(The data Opens)

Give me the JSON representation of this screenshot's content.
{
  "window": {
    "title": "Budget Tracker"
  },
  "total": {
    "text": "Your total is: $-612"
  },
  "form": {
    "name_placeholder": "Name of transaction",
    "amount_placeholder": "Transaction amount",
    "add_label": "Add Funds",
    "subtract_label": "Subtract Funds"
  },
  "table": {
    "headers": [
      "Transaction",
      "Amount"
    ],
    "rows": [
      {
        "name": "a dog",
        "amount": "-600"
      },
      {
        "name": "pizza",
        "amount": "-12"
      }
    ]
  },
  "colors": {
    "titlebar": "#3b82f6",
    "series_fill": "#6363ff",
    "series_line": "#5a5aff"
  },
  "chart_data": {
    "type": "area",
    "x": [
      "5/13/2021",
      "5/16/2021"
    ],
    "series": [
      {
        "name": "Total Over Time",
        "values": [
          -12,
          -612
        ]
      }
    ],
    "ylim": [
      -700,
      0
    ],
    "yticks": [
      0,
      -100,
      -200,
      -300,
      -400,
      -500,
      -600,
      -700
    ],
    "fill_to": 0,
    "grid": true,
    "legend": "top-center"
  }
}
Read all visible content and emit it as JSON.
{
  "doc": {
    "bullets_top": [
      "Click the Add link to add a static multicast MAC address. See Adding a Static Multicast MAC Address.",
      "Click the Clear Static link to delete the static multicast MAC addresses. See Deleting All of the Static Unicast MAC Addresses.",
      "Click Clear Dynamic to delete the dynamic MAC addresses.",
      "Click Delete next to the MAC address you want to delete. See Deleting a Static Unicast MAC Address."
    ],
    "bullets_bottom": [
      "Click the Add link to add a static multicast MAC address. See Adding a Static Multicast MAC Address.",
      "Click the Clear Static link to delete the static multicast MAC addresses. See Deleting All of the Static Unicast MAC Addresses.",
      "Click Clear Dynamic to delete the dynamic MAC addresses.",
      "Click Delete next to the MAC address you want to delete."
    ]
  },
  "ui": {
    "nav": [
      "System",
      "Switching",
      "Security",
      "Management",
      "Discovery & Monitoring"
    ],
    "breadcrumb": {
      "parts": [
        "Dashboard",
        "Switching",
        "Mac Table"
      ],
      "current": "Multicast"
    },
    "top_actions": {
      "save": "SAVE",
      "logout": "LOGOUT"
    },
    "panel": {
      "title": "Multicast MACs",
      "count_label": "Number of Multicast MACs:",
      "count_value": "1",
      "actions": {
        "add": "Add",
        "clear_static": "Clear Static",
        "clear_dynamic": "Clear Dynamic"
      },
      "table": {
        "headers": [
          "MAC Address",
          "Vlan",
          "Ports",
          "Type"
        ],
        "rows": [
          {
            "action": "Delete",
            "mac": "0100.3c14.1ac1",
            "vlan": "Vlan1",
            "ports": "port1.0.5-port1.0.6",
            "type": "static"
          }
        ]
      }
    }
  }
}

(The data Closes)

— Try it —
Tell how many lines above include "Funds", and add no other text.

— Response to the task —
2